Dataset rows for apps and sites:
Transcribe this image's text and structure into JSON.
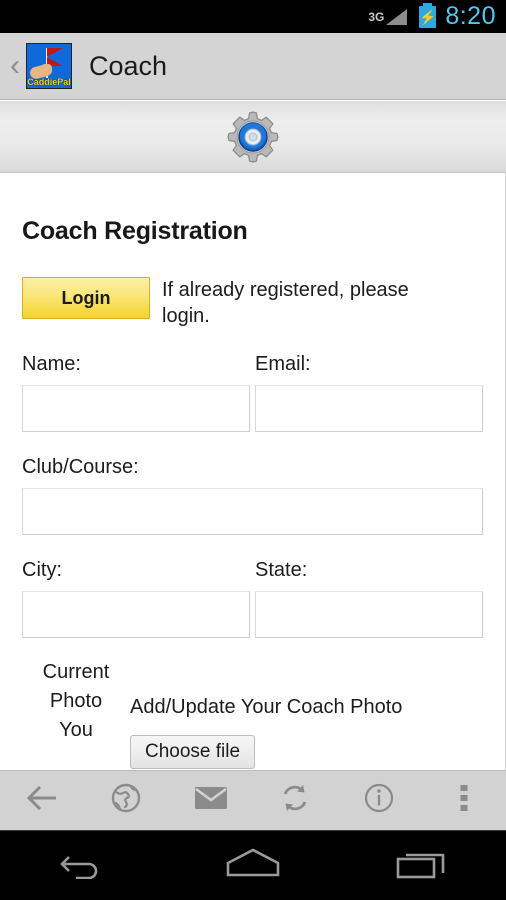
{
  "status_bar": {
    "network": "3G",
    "time": "8:20",
    "signal_icon": "signal-bars-icon",
    "battery_icon": "battery-charging-icon",
    "time_color": "#52c7f0"
  },
  "action_bar": {
    "back_glyph": "‹",
    "app_icon_name": "caddiepal-app-icon",
    "app_brand": "CaddiePal",
    "title": "Coach"
  },
  "gear_band": {
    "icon": "gear-icon"
  },
  "page": {
    "title": "Coach Registration",
    "login_button": "Login",
    "login_note": "If already registered, please login.",
    "fields": [
      {
        "label": "Name:",
        "value": "",
        "placeholder": "",
        "name": "name-field"
      },
      {
        "label": "Email:",
        "value": "",
        "placeholder": "",
        "name": "email-field"
      },
      {
        "label": "Club/Course:",
        "value": "",
        "placeholder": "",
        "name": "club-course-field"
      },
      {
        "label": "City:",
        "value": "",
        "placeholder": "",
        "name": "city-field"
      },
      {
        "label": "State:",
        "value": "",
        "placeholder": "",
        "name": "state-field"
      }
    ],
    "photo": {
      "current_photo_label": "Current Photo",
      "you_label": "You",
      "caption": "Add/Update Your Coach Photo",
      "choose_file_button": "Choose file"
    }
  },
  "toolbar": {
    "items": [
      {
        "name": "back-icon",
        "label": "Back"
      },
      {
        "name": "globe-icon",
        "label": "Browser"
      },
      {
        "name": "envelope-icon",
        "label": "Mail"
      },
      {
        "name": "refresh-icon",
        "label": "Refresh"
      },
      {
        "name": "info-icon",
        "label": "Info"
      },
      {
        "name": "overflow-menu-icon",
        "label": "More"
      }
    ]
  },
  "nav_bar": {
    "items": [
      {
        "name": "nav-back-icon",
        "label": "Back"
      },
      {
        "name": "nav-home-icon",
        "label": "Home"
      },
      {
        "name": "nav-recents-icon",
        "label": "Recents"
      }
    ]
  }
}
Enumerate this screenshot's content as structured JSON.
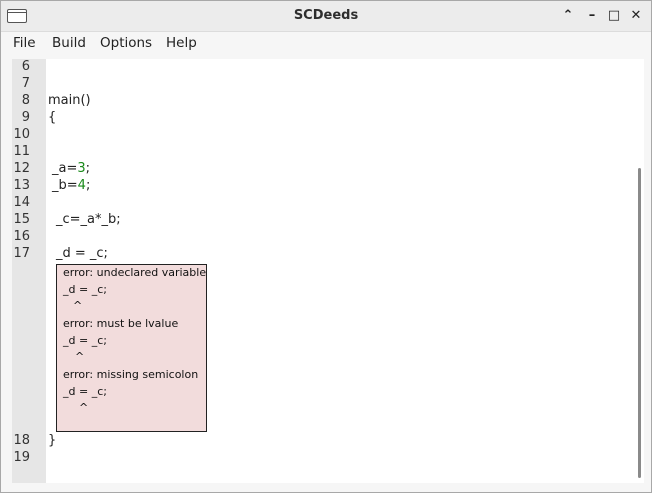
{
  "window": {
    "title": "SCDeeds",
    "controls": {
      "minimize_label": "⌃",
      "restore_label": "–",
      "maximize_label": "□",
      "close_label": "✕"
    }
  },
  "menu": {
    "items": [
      {
        "label": "File"
      },
      {
        "label": "Build"
      },
      {
        "label": "Options"
      },
      {
        "label": "Help"
      }
    ]
  },
  "editor": {
    "line_numbers": [
      "6",
      "7",
      "8",
      "9",
      "10",
      "11",
      "12",
      "13",
      "14",
      "15",
      "16",
      "17",
      "18",
      "19"
    ],
    "code": {
      "line8": "main()",
      "line9": "{",
      "line12_var": "_a=",
      "line12_num": "3",
      "line12_end": ";",
      "line13_var": "_b=",
      "line13_num": "4",
      "line13_end": ";",
      "line15": "_c=_a*_b;",
      "line17": "_d = _c;",
      "line18": "}"
    },
    "errors": [
      {
        "message": "error: undeclared variable",
        "code": "_d = _c;",
        "caret": "^"
      },
      {
        "message": "error: must be lvalue",
        "code": "_d = _c;",
        "caret": "^"
      },
      {
        "message": "error: missing semicolon",
        "code": "_d = _c;",
        "caret": "^"
      }
    ]
  }
}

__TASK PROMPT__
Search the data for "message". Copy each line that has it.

__WRITTEN RESPONSE__
        "message": "error: undeclared variable",
        "message": "error: must be lvalue",
        "message": "error: missing semicolon",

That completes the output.